Are firewalls dead? Is there any value in maintaining any sort of perimeter security? Firewalls are important technology, which explains why they're added to so many devices. Firewalls aren't going away; in fact, they seem to be popping up in many unexpected places. What's changing is foolish total dependence on firewalls; organizations also need server and application security. What's also changing is the increasing sophistication of firewall inspection. After all, some server operating systems can be configured to drop source-routed packets. But how do you apply that targeting consistently across 800 production servers, 400 test servers, and the 100 or so old servers that some customers never want to give up? What will never change is the need for proper and careful firewall administration.
Much of the firewall's security rests in the network design that the organization places around the firewall. Create a lot of paths around the firewall, and the firewall becomes a worthless network ornament. Even if the firewall is in the right connectivity vortex, firewall administrators must configure the firewall to stop low-level attacks. It must be configured to use the available security features and must have the correct contextual clues placed on the interfaces. One of the biggest perimeter security failures is caused by poor firewall architectural design. Failure at that level makes rule examination worthless.

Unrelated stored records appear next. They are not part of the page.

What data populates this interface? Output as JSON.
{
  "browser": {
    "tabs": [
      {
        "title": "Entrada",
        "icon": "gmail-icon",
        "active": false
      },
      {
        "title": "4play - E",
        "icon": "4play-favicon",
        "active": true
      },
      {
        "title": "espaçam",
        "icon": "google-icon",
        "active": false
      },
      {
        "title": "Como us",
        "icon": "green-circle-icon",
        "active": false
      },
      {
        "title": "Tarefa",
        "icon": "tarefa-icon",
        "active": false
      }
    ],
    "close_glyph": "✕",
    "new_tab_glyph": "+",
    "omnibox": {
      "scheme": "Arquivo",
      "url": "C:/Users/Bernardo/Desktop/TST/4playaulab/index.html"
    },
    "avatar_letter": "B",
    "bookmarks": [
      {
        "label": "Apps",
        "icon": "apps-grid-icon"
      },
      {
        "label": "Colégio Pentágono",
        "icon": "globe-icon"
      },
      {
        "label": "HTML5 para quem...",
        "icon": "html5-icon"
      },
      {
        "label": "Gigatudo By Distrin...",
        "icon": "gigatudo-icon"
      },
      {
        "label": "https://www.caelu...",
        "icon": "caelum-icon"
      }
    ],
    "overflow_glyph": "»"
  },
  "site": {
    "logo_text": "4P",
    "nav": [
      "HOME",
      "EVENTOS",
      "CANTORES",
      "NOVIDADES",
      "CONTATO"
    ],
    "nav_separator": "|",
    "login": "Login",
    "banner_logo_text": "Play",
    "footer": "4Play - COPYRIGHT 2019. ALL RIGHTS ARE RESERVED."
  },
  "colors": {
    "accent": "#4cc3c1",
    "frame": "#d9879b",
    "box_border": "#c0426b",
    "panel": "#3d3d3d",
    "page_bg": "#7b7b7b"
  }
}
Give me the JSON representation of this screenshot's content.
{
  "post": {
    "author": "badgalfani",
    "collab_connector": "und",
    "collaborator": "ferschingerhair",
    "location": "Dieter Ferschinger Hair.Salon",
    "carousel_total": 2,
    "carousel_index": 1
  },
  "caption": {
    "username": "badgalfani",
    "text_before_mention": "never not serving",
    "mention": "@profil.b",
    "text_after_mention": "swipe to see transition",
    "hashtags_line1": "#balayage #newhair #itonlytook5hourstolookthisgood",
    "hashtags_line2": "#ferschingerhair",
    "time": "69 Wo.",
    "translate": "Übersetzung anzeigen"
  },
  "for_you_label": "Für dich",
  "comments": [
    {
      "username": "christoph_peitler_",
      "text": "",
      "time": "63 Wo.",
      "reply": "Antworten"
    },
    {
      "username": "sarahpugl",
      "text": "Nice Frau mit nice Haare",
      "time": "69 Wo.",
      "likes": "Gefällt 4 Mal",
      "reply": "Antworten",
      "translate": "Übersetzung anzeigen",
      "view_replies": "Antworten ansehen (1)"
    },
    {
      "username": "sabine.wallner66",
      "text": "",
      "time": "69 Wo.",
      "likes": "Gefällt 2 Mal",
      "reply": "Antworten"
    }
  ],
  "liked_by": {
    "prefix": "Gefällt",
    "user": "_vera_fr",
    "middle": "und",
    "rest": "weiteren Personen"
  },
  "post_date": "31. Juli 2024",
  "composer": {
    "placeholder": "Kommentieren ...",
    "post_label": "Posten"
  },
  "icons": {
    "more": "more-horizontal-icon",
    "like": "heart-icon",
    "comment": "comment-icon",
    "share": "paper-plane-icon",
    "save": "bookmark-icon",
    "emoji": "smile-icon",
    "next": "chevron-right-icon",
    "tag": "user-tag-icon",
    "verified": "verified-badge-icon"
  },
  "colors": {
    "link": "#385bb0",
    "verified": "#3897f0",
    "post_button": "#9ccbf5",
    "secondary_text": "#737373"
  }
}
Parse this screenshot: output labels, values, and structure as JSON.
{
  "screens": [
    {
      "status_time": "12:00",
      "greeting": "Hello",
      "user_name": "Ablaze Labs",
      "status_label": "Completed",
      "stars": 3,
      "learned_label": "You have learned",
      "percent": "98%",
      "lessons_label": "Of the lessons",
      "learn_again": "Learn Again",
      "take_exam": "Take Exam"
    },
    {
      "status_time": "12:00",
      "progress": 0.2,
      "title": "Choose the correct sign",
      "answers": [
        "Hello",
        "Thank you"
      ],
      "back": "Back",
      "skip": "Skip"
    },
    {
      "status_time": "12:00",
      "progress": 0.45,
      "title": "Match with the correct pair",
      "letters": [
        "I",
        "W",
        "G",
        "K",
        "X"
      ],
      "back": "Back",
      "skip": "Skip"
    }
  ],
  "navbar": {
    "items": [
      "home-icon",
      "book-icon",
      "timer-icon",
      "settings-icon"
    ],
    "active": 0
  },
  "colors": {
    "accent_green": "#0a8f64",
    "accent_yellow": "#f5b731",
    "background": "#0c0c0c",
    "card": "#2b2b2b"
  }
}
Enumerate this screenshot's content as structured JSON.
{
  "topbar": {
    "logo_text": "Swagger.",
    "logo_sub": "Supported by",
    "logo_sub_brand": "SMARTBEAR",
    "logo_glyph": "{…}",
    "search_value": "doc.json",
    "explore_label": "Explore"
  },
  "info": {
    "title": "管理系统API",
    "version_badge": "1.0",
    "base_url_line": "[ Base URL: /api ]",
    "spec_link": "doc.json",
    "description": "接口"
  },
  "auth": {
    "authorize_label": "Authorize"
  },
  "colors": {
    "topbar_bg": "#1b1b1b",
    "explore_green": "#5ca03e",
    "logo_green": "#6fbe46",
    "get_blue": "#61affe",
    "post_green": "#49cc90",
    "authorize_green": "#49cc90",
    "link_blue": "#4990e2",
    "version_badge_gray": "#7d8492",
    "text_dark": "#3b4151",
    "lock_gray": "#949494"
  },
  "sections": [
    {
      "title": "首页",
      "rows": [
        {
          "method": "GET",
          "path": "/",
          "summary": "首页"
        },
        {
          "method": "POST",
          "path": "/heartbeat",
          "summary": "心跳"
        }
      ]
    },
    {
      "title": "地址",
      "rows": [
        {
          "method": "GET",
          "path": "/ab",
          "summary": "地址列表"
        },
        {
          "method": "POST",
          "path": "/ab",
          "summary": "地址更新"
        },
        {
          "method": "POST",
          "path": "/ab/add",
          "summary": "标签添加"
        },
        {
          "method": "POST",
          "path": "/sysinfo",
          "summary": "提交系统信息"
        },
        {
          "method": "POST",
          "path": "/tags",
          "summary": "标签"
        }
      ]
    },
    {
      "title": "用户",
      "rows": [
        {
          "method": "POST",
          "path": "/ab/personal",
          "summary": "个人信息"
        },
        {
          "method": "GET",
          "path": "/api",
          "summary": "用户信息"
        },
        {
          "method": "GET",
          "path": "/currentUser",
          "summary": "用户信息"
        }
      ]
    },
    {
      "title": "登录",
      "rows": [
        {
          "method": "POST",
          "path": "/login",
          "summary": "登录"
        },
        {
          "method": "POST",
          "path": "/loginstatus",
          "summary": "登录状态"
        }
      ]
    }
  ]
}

Future articles in this series will discuss firewall rule evaluation, discussing qualitative and quantitative measures of risk. We'll consider different contexts and how to rate them. I'll even lay out my system of risk evaluation for rules that can allow two organizations to discuss the risk of their firewall rule sets, without revealing the actual rulesa system I've been developing for more than a year, coming out of my burrow to discuss key points with security friends around the world.
I'll discuss firewall evaluations and a system that helps you to determine which system is best for an organization with certain characteristics. Of course, we won't have the topic completed until we discuss tools and procedures that can test your firewall's settings and resilience. This will help firewall administrators to do their own intrusion study.